Example: IBM Cloud Burst

Infrastructure as a Service (IaaS)
The capability provided to the consumer is to provision processing, storage, networks, and other fundamental computing resources where the consumer is able to deploy and run arbitrary software, which can include operating systems and applications. The consumer does not manage or control the underlying cloud infrastructure but has control over operating systems, storage, deployed applications, and possibly limited control of select networking components (e.g., host firewalls).

Example: Amazon EC2

My visualization
[Click to enlarge]
Deployment Models
Private cloud
The cloud infrastructure is operated solely for an organization. It may be managed by the organization or a third party and may exist on premise or off premise.

Community cloud
The cloud infrastructure is shared by several organizations and supports a specific community that has shared concerns (e.g., mission, security requirements, policy, and compliance considerations). It may be managed by the organizations or a third party and may exist on premise or off premise.

Public cloud
The cloud infrastructure is made available to the general public or a large industry group and is owned by an organization selling cloud services.
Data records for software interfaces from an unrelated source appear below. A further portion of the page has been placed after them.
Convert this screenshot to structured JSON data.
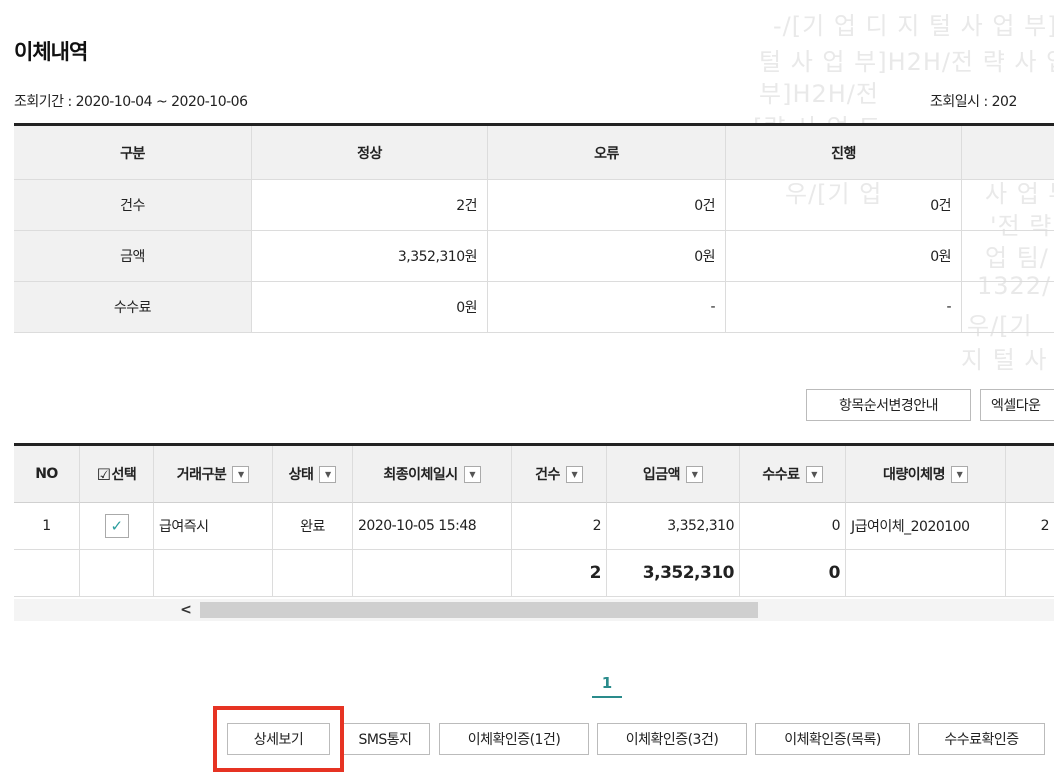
{
  "title": "이체내역",
  "period": "조회기간 : 2020-10-04 ~ 2020-10-06",
  "query_time": "조회일시 : 202",
  "watermark_lines": [
    "-/[기 업 디 지 털 사 업 부]",
    "털 사 업 부]H2H/전 략 사 업",
    "부]H2H/전",
    "[략 사 업 트",
    "51132",
    "우/[기 업",
    "업 디",
    "사 업 부",
    "'전 략",
    "업 팀/",
    "1322/",
    "우/[기",
    "지 털 사"
  ],
  "summary": {
    "headers": [
      "구분",
      "정상",
      "오류",
      "진행"
    ],
    "rows": [
      {
        "label": "건수",
        "normal": "2건",
        "error": "0건",
        "progress": "0건"
      },
      {
        "label": "금액",
        "normal": "3,352,310원",
        "error": "0원",
        "progress": "0원"
      },
      {
        "label": "수수료",
        "normal": "0원",
        "error": "-",
        "progress": "-"
      }
    ]
  },
  "buttons": {
    "order_guide": "항목순서변경안내",
    "excel": "엑셀다운"
  },
  "grid": {
    "headers": {
      "no": "NO",
      "select": "선택",
      "type": "거래구분",
      "status": "상태",
      "last_date": "최종이체일시",
      "count": "건수",
      "amount": "입금액",
      "fee": "수수료",
      "bulk_name": "대량이체명"
    },
    "rows": [
      {
        "no": "1",
        "checked": true,
        "type": "급여즉시",
        "status": "완료",
        "last_date": "2020-10-05 15:48",
        "count": "2",
        "amount": "3,352,310",
        "fee": "0",
        "bulk_name": "J급여이체_2020100",
        "extra": "2"
      }
    ],
    "total": {
      "count": "2",
      "amount": "3,352,310",
      "fee": "0"
    }
  },
  "pagination": {
    "current": "1"
  },
  "actions": [
    "상세보기",
    "SMS통지",
    "이체확인증(1건)",
    "이체확인증(3건)",
    "이체확인증(목록)",
    "수수료확인증"
  ],
  "colors": {
    "accent": "#2a8b8b",
    "highlight": "#e63323",
    "header_bg": "#f1f1f1"
  }
}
Hybrid cloud
The cloud infrastructure is a composition of two or more clouds (private, community, or public) that remain unique entities but are bound together by standardized or proprietary technology that enables data and application portability (e.g., cloud bursting for load-balancing between clouds).

Thank you, Peter Mell and Tim Grance! In return feel free to reuse my pictures...